For a long time, I thought that there were just four virtuous attitudes, or habits of the heart (hope, faith, love, and gratitude), that would guide us to the course of right action. And then I had an epiphany (just in time for the season, since January 6th is the Epiphany with a capital E). If Pride, or as it was previously called, Vainglory, is the queen of the deadly sins, then it must have an opposite, a virtue that holds it in check. That virtue is humility. Humility is the hardest of all virtues to cultivate, because it requires owing up to your shortcomings and limitations. It’s also the most liberating, because it means that not everything is your responsibility. Lacking all of Superman’s powers, you are not called on to exercise your superpowers 24/7 on behalf of all those in need or aid, wisdom, or sustenance. That awareness frees you to do jigsaw puzzles or watch ESPN or the new season of Bridgerton without guilt, knowing that you have done the best you could with the gifts and skills that you do have.
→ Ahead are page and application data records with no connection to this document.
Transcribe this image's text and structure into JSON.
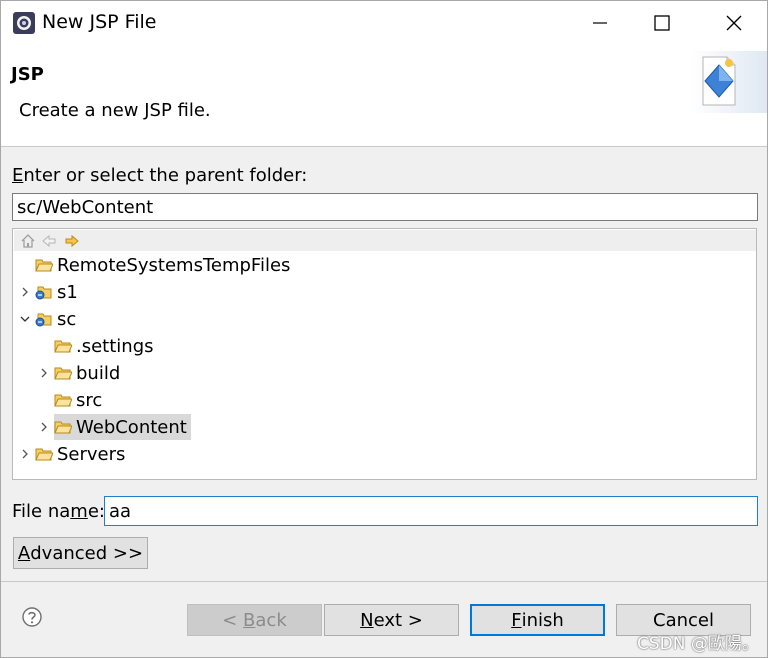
{
  "window": {
    "title": "New JSP File"
  },
  "header": {
    "title": "JSP",
    "description": "Create a new JSP file."
  },
  "parent_folder": {
    "label_mnemonic": "E",
    "label_rest": "nter or select the parent folder:",
    "value": "sc/WebContent"
  },
  "tree": {
    "items": [
      {
        "label": "RemoteSystemsTempFiles",
        "type": "folder",
        "expandable": false,
        "expanded": false,
        "level": 0
      },
      {
        "label": "s1",
        "type": "project",
        "expandable": true,
        "expanded": false,
        "level": 0
      },
      {
        "label": "sc",
        "type": "project",
        "expandable": true,
        "expanded": true,
        "level": 0
      },
      {
        "label": ".settings",
        "type": "folder",
        "expandable": false,
        "expanded": false,
        "level": 1
      },
      {
        "label": "build",
        "type": "folder",
        "expandable": true,
        "expanded": false,
        "level": 1
      },
      {
        "label": "src",
        "type": "folder",
        "expandable": false,
        "expanded": false,
        "level": 1
      },
      {
        "label": "WebContent",
        "type": "folder",
        "expandable": true,
        "expanded": false,
        "level": 1,
        "selected": true
      },
      {
        "label": "Servers",
        "type": "folder",
        "expandable": true,
        "expanded": false,
        "level": 0
      }
    ]
  },
  "file_name": {
    "label_pre": "File na",
    "label_mnemonic": "m",
    "label_post": "e:",
    "value": "aa"
  },
  "buttons": {
    "advanced_mnemonic": "A",
    "advanced_rest": "dvanced >>",
    "back_pre": "< ",
    "back_mnemonic": "B",
    "back_rest": "ack",
    "next_mnemonic": "N",
    "next_rest": "ext >",
    "finish_mnemonic": "F",
    "finish_rest": "inish",
    "cancel": "Cancel"
  },
  "watermark": "CSDN @歐陽。",
  "colors": {
    "accent": "#0078d7",
    "selection": "#d9d9d9",
    "folder": "#e8b23a"
  }
}
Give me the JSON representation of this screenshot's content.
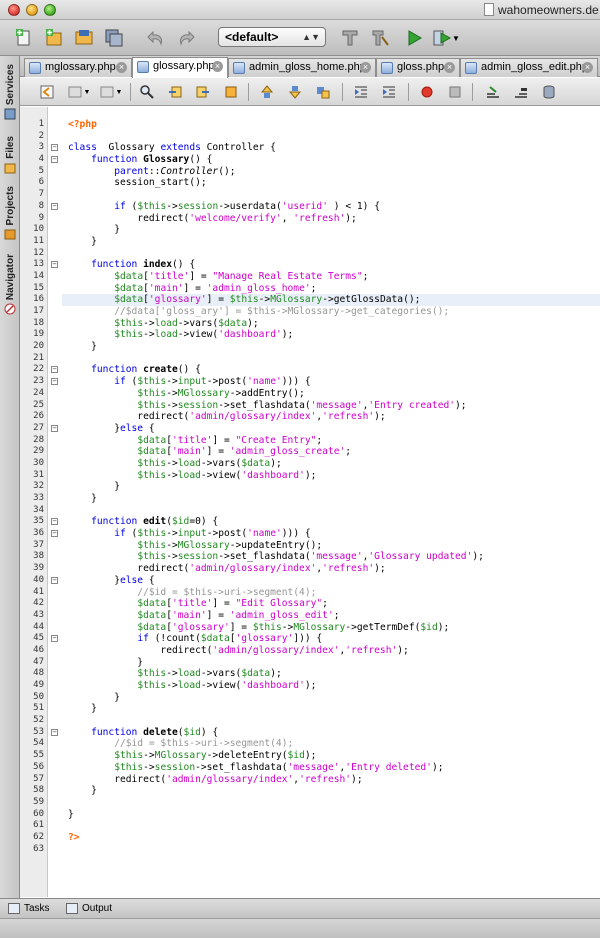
{
  "window": {
    "title": "wahomeowners.de"
  },
  "toolbar": {
    "config_value": "<default>",
    "buttons": [
      "new-file-icon",
      "new-project-icon",
      "open-project-icon",
      "save-all-icon",
      "undo-icon",
      "redo-icon",
      "build-icon",
      "clean-build-icon",
      "run-icon",
      "debug-icon"
    ]
  },
  "side_tabs": {
    "services": "Services",
    "files": "Files",
    "projects": "Projects",
    "navigator": "Navigator"
  },
  "editor_tabs": [
    {
      "label": "mglossary.php",
      "active": false
    },
    {
      "label": "glossary.php",
      "active": true
    },
    {
      "label": "admin_gloss_home.php",
      "active": false
    },
    {
      "label": "gloss.php",
      "active": false
    },
    {
      "label": "admin_gloss_edit.php",
      "active": false
    }
  ],
  "highlighted_line": 16,
  "code_lines": [
    [
      [
        "tg",
        "<?php"
      ]
    ],
    [],
    [
      [
        "kw",
        "class"
      ],
      [
        "",
        "  Glossary "
      ],
      [
        "kw",
        "extends"
      ],
      [
        "",
        " Controller {"
      ]
    ],
    [
      [
        "",
        "    "
      ],
      [
        "kw",
        "function"
      ],
      [
        "",
        " "
      ],
      [
        "b",
        "Glossary"
      ],
      [
        "",
        "() {"
      ]
    ],
    [
      [
        "",
        "        "
      ],
      [
        "kw",
        "parent"
      ],
      [
        "",
        "::"
      ],
      [
        "it",
        "Controller"
      ],
      [
        "",
        "();"
      ]
    ],
    [
      [
        "",
        "        session_start();"
      ]
    ],
    [],
    [
      [
        "",
        "        "
      ],
      [
        "kw",
        "if"
      ],
      [
        "",
        " ("
      ],
      [
        "vr",
        "$this"
      ],
      [
        "",
        "->"
      ],
      [
        "vr",
        "session"
      ],
      [
        "",
        "->userdata("
      ],
      [
        "st",
        "'userid'"
      ],
      [
        "",
        " ) < 1) {"
      ]
    ],
    [
      [
        "",
        "            redirect("
      ],
      [
        "st",
        "'welcome/verify'"
      ],
      [
        "",
        ", "
      ],
      [
        "st",
        "'refresh'"
      ],
      [
        "",
        ");"
      ]
    ],
    [
      [
        "",
        "        }"
      ]
    ],
    [
      [
        "",
        "    }"
      ]
    ],
    [],
    [
      [
        "",
        "    "
      ],
      [
        "kw",
        "function"
      ],
      [
        "",
        " "
      ],
      [
        "b",
        "index"
      ],
      [
        "",
        "() {"
      ]
    ],
    [
      [
        "",
        "        "
      ],
      [
        "vr",
        "$data"
      ],
      [
        "",
        "["
      ],
      [
        "st",
        "'title'"
      ],
      [
        "",
        "] = "
      ],
      [
        "st",
        "\"Manage Real Estate Terms\""
      ],
      [
        "",
        ";"
      ]
    ],
    [
      [
        "",
        "        "
      ],
      [
        "vr",
        "$data"
      ],
      [
        "",
        "["
      ],
      [
        "st",
        "'main'"
      ],
      [
        "",
        "] = "
      ],
      [
        "st",
        "'admin_gloss_home'"
      ],
      [
        "",
        ";"
      ]
    ],
    [
      [
        "",
        "        "
      ],
      [
        "vr",
        "$data"
      ],
      [
        "",
        "["
      ],
      [
        "st",
        "'glossary'"
      ],
      [
        "",
        "] = "
      ],
      [
        "vr",
        "$this"
      ],
      [
        "",
        "->"
      ],
      [
        "vr",
        "MGlossary"
      ],
      [
        "",
        "->getGlossData();"
      ]
    ],
    [
      [
        "cm",
        "        //$data['gloss_ary'] = $this->MGlossary->get_categories();"
      ]
    ],
    [
      [
        "",
        "        "
      ],
      [
        "vr",
        "$this"
      ],
      [
        "",
        "->"
      ],
      [
        "vr",
        "load"
      ],
      [
        "",
        "->vars("
      ],
      [
        "vr",
        "$data"
      ],
      [
        "",
        ");"
      ]
    ],
    [
      [
        "",
        "        "
      ],
      [
        "vr",
        "$this"
      ],
      [
        "",
        "->"
      ],
      [
        "vr",
        "load"
      ],
      [
        "",
        "->view("
      ],
      [
        "st",
        "'dashboard'"
      ],
      [
        "",
        ");"
      ]
    ],
    [
      [
        "",
        "    }"
      ]
    ],
    [],
    [
      [
        "",
        "    "
      ],
      [
        "kw",
        "function"
      ],
      [
        "",
        " "
      ],
      [
        "b",
        "create"
      ],
      [
        "",
        "() {"
      ]
    ],
    [
      [
        "",
        "        "
      ],
      [
        "kw",
        "if"
      ],
      [
        "",
        " ("
      ],
      [
        "vr",
        "$this"
      ],
      [
        "",
        "->"
      ],
      [
        "vr",
        "input"
      ],
      [
        "",
        "->post("
      ],
      [
        "st",
        "'name'"
      ],
      [
        "",
        "))) {"
      ]
    ],
    [
      [
        "",
        "            "
      ],
      [
        "vr",
        "$this"
      ],
      [
        "",
        "->"
      ],
      [
        "vr",
        "MGlossary"
      ],
      [
        "",
        "->addEntry();"
      ]
    ],
    [
      [
        "",
        "            "
      ],
      [
        "vr",
        "$this"
      ],
      [
        "",
        "->"
      ],
      [
        "vr",
        "session"
      ],
      [
        "",
        "->set_flashdata("
      ],
      [
        "st",
        "'message'"
      ],
      [
        "",
        ","
      ],
      [
        "st",
        "'Entry created'"
      ],
      [
        "",
        ");"
      ]
    ],
    [
      [
        "",
        "            redirect("
      ],
      [
        "st",
        "'admin/glossary/index'"
      ],
      [
        "",
        ","
      ],
      [
        "st",
        "'refresh'"
      ],
      [
        "",
        ");"
      ]
    ],
    [
      [
        "",
        "        }"
      ],
      [
        "kw",
        "else"
      ],
      [
        "",
        " {"
      ]
    ],
    [
      [
        "",
        "            "
      ],
      [
        "vr",
        "$data"
      ],
      [
        "",
        "["
      ],
      [
        "st",
        "'title'"
      ],
      [
        "",
        "] = "
      ],
      [
        "st",
        "\"Create Entry\""
      ],
      [
        "",
        ";"
      ]
    ],
    [
      [
        "",
        "            "
      ],
      [
        "vr",
        "$data"
      ],
      [
        "",
        "["
      ],
      [
        "st",
        "'main'"
      ],
      [
        "",
        "] = "
      ],
      [
        "st",
        "'admin_gloss_create'"
      ],
      [
        "",
        ";"
      ]
    ],
    [
      [
        "",
        "            "
      ],
      [
        "vr",
        "$this"
      ],
      [
        "",
        "->"
      ],
      [
        "vr",
        "load"
      ],
      [
        "",
        "->vars("
      ],
      [
        "vr",
        "$data"
      ],
      [
        "",
        ");"
      ]
    ],
    [
      [
        "",
        "            "
      ],
      [
        "vr",
        "$this"
      ],
      [
        "",
        "->"
      ],
      [
        "vr",
        "load"
      ],
      [
        "",
        "->view("
      ],
      [
        "st",
        "'dashboard'"
      ],
      [
        "",
        ");"
      ]
    ],
    [
      [
        "",
        "        }"
      ]
    ],
    [
      [
        "",
        "    }"
      ]
    ],
    [],
    [
      [
        "",
        "    "
      ],
      [
        "kw",
        "function"
      ],
      [
        "",
        " "
      ],
      [
        "b",
        "edit"
      ],
      [
        "",
        "("
      ],
      [
        "vr",
        "$id"
      ],
      [
        "",
        "=0) {"
      ]
    ],
    [
      [
        "",
        "        "
      ],
      [
        "kw",
        "if"
      ],
      [
        "",
        " ("
      ],
      [
        "vr",
        "$this"
      ],
      [
        "",
        "->"
      ],
      [
        "vr",
        "input"
      ],
      [
        "",
        "->post("
      ],
      [
        "st",
        "'name'"
      ],
      [
        "",
        "))) {"
      ]
    ],
    [
      [
        "",
        "            "
      ],
      [
        "vr",
        "$this"
      ],
      [
        "",
        "->"
      ],
      [
        "vr",
        "MGlossary"
      ],
      [
        "",
        "->updateEntry();"
      ]
    ],
    [
      [
        "",
        "            "
      ],
      [
        "vr",
        "$this"
      ],
      [
        "",
        "->"
      ],
      [
        "vr",
        "session"
      ],
      [
        "",
        "->set_flashdata("
      ],
      [
        "st",
        "'message'"
      ],
      [
        "",
        ","
      ],
      [
        "st",
        "'Glossary updated'"
      ],
      [
        "",
        ");"
      ]
    ],
    [
      [
        "",
        "            redirect("
      ],
      [
        "st",
        "'admin/glossary/index'"
      ],
      [
        "",
        ","
      ],
      [
        "st",
        "'refresh'"
      ],
      [
        "",
        ");"
      ]
    ],
    [
      [
        "",
        "        }"
      ],
      [
        "kw",
        "else"
      ],
      [
        "",
        " {"
      ]
    ],
    [
      [
        "cm",
        "            //$id = $this->uri->segment(4);"
      ]
    ],
    [
      [
        "",
        "            "
      ],
      [
        "vr",
        "$data"
      ],
      [
        "",
        "["
      ],
      [
        "st",
        "'title'"
      ],
      [
        "",
        "] = "
      ],
      [
        "st",
        "\"Edit Glossary\""
      ],
      [
        "",
        ";"
      ]
    ],
    [
      [
        "",
        "            "
      ],
      [
        "vr",
        "$data"
      ],
      [
        "",
        "["
      ],
      [
        "st",
        "'main'"
      ],
      [
        "",
        "] = "
      ],
      [
        "st",
        "'admin_gloss_edit'"
      ],
      [
        "",
        ";"
      ]
    ],
    [
      [
        "",
        "            "
      ],
      [
        "vr",
        "$data"
      ],
      [
        "",
        "["
      ],
      [
        "st",
        "'glossary'"
      ],
      [
        "",
        "] = "
      ],
      [
        "vr",
        "$this"
      ],
      [
        "",
        "->"
      ],
      [
        "vr",
        "MGlossary"
      ],
      [
        "",
        "->getTermDef("
      ],
      [
        "vr",
        "$id"
      ],
      [
        "",
        ");"
      ]
    ],
    [
      [
        "",
        "            "
      ],
      [
        "kw",
        "if"
      ],
      [
        "",
        " (!count("
      ],
      [
        "vr",
        "$data"
      ],
      [
        "",
        "["
      ],
      [
        "st",
        "'glossary'"
      ],
      [
        "",
        "])) {"
      ]
    ],
    [
      [
        "",
        "                redirect("
      ],
      [
        "st",
        "'admin/glossary/index'"
      ],
      [
        "",
        ","
      ],
      [
        "st",
        "'refresh'"
      ],
      [
        "",
        ");"
      ]
    ],
    [
      [
        "",
        "            }"
      ]
    ],
    [
      [
        "",
        "            "
      ],
      [
        "vr",
        "$this"
      ],
      [
        "",
        "->"
      ],
      [
        "vr",
        "load"
      ],
      [
        "",
        "->vars("
      ],
      [
        "vr",
        "$data"
      ],
      [
        "",
        ");"
      ]
    ],
    [
      [
        "",
        "            "
      ],
      [
        "vr",
        "$this"
      ],
      [
        "",
        "->"
      ],
      [
        "vr",
        "load"
      ],
      [
        "",
        "->view("
      ],
      [
        "st",
        "'dashboard'"
      ],
      [
        "",
        ");"
      ]
    ],
    [
      [
        "",
        "        }"
      ]
    ],
    [
      [
        "",
        "    }"
      ]
    ],
    [],
    [
      [
        "",
        "    "
      ],
      [
        "kw",
        "function"
      ],
      [
        "",
        " "
      ],
      [
        "b",
        "delete"
      ],
      [
        "",
        "("
      ],
      [
        "vr",
        "$id"
      ],
      [
        "",
        ") {"
      ]
    ],
    [
      [
        "cm",
        "        //$id = $this->uri->segment(4);"
      ]
    ],
    [
      [
        "",
        "        "
      ],
      [
        "vr",
        "$this"
      ],
      [
        "",
        "->"
      ],
      [
        "vr",
        "MGlossary"
      ],
      [
        "",
        "->deleteEntry("
      ],
      [
        "vr",
        "$id"
      ],
      [
        "",
        ");"
      ]
    ],
    [
      [
        "",
        "        "
      ],
      [
        "vr",
        "$this"
      ],
      [
        "",
        "->"
      ],
      [
        "vr",
        "session"
      ],
      [
        "",
        "->set_flashdata("
      ],
      [
        "st",
        "'message'"
      ],
      [
        "",
        ","
      ],
      [
        "st",
        "'Entry deleted'"
      ],
      [
        "",
        ");"
      ]
    ],
    [
      [
        "",
        "        redirect("
      ],
      [
        "st",
        "'admin/glossary/index'"
      ],
      [
        "",
        ","
      ],
      [
        "st",
        "'refresh'"
      ],
      [
        "",
        ");"
      ]
    ],
    [
      [
        "",
        "    }"
      ]
    ],
    [],
    [
      [
        "",
        "}"
      ]
    ],
    [],
    [
      [
        "tg",
        "?>"
      ]
    ],
    []
  ],
  "fold_lines": [
    3,
    4,
    8,
    13,
    22,
    23,
    27,
    35,
    36,
    40,
    45,
    53
  ],
  "bottom_tabs": {
    "tasks": "Tasks",
    "output": "Output"
  },
  "colors": {
    "keyword": "#0000e6",
    "variable": "#208a20",
    "string": "#ce00ce",
    "comment": "#969696",
    "php_tag": "#ff6400",
    "highlight_line": "#e9eff8"
  }
}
If you are a bit late on your list of New Year’s resolutions, let me suggest that cultivating humility might be a good addition to the list. Humility is a partner with gratitude for the gifts and good deeds and kindness of others in making up for our deficiencies or coming to our aid in times of need—which, humbly speaking, we do all experience.
How do we cultivate humility? It was pretty easy growing up with parents, siblings, teachers, coaches and sometimes preachers to remind us of our deficiencies. I may have been an academic superstar in elementary school, but I got C’s in penmanship, and I discovered my limited ability to visualize in three dimensions in courses like solid geometry, engineering drawing, and third semester calculus. I was pretty sure that I was rhythmically challenged when I struggled to learn to type, a deficiency confirmed by flunking my rhythm test in freshman PE in college. But once we have gone through the discovery process of figuring out what our gifts and talents are and which ones we lack, and been through an employment experience or two that helped us to define what we were and were not, we are left on our own to practice and cultivate humility.
An inventory might help. Start with a list of things you do well, and those that you don’t do well but admire in those who can. I am good at leadership, writing, and teaching. I am not good at most sports, or art, although it helps me to reinforce humility by participating in both. I am an adequate singer and cook, and a struggling gardener with much to learn. I have lots of outlets for lessons in humility. It is too easy to spend all my time doing things I am at least pretty good at, and avoiding those I am not. Sometimes that’s a good thing. When I was musing one day about how I could help as a volunteer at our nursing home across the street, I thoughts I might be able to help in the dining room. My friend Cynthia, who knew the limits of my patience, said”Do the old folks a favor. Don’t help in the dining room. Find something else. She was right. I now happily engage in fund-raising efforts for the volunteers to provide additional experiences and services for the residents. Other times I resist that challenge to my self esteem. On one of those occasion I complained to my daughter Carla, who offered two great words of advice:”Stretch, Mom!”
I treasure the story my late friend Bob, who was a very talented bridge player but musically challenged, told about his attempts to stretch. He had good rhythm, lousy pitch.I have the opposite challenge. As an adequate but not particularly talented member of two church choirs, I managed to do not too much damage to the alto line One day Bob decided to join a local band in a nearby town and learn to play the trumpet. He was awful. He gave it a good try and then returned, duly humbled, to his quest to become a bridge life master. It was good for his balanced sense of self to affirm what he was good at while struggling to master something he wasn’t. I take my New Year’s challenge of learning to draw as a memorial to Bob. I am certain it will offer a lesson in humility.